== Assigned task ==
Every line of the data that includes "icon" should be copied out.

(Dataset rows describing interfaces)

[Start of Attachment]

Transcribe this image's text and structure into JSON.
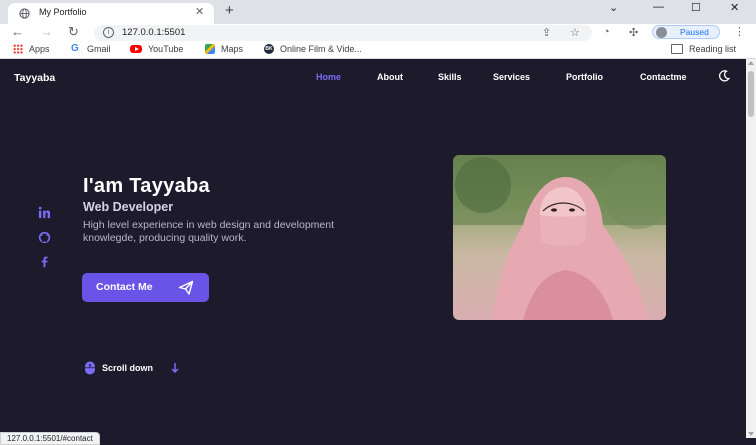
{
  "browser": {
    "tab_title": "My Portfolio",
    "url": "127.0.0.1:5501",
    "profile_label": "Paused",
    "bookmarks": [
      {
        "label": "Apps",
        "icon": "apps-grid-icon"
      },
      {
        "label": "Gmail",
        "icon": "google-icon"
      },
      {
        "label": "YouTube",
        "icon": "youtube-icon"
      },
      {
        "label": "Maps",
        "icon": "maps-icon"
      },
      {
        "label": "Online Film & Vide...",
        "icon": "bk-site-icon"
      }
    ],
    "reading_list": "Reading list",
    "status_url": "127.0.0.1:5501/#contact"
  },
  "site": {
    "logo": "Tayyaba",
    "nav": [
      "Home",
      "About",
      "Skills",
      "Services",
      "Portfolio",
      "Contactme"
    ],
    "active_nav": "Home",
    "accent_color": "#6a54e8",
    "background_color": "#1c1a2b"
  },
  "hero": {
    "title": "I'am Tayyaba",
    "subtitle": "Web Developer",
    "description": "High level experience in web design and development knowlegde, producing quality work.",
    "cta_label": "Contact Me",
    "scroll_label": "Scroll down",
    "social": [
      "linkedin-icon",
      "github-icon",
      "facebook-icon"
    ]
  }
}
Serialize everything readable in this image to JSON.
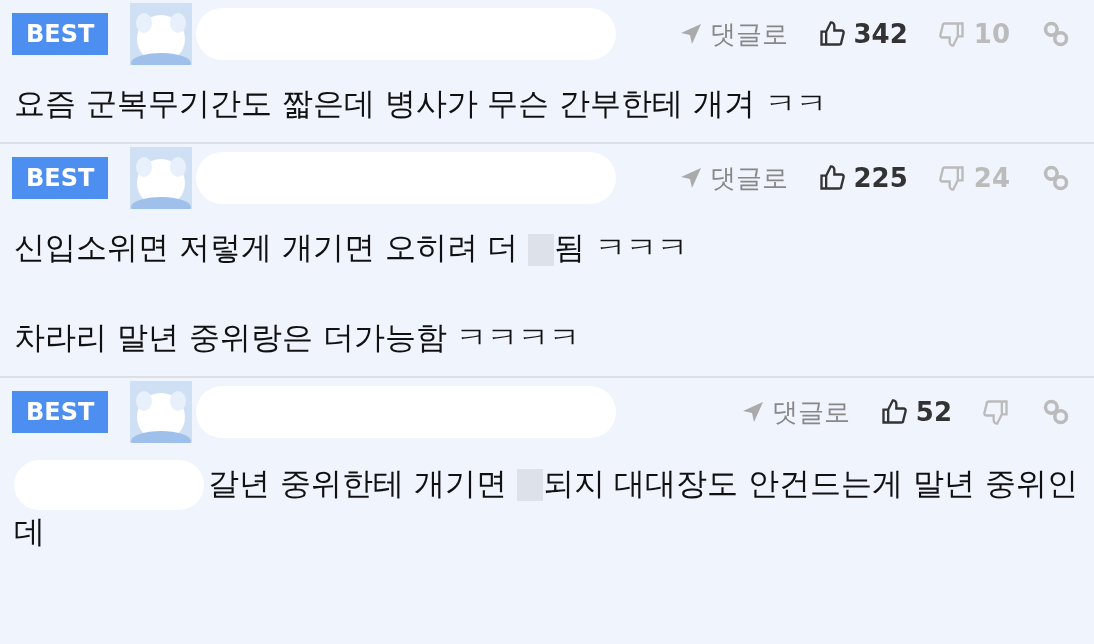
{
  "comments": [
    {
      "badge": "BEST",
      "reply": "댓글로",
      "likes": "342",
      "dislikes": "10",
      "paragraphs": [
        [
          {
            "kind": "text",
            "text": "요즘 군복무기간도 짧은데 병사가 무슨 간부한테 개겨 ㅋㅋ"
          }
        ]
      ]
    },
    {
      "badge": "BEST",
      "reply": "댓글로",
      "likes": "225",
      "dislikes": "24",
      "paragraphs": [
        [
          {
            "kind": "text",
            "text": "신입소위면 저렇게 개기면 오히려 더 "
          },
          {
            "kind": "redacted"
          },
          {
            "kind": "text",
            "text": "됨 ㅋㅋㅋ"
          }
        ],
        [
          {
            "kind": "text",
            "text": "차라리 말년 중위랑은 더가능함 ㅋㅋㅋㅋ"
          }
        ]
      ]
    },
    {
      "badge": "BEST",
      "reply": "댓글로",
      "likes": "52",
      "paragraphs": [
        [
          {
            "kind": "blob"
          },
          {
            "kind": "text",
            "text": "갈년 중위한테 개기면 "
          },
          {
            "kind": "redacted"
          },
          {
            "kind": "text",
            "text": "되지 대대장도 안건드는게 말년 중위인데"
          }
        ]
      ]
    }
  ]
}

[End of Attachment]

== Expected answer ==
        "icon": "apps-grid-icon"
        "icon": "google-icon"
        "icon": "youtube-icon"
        "icon": "maps-icon"
        "icon": "bk-site-icon"
      "linkedin-icon",
      "github-icon",
      "facebook-icon"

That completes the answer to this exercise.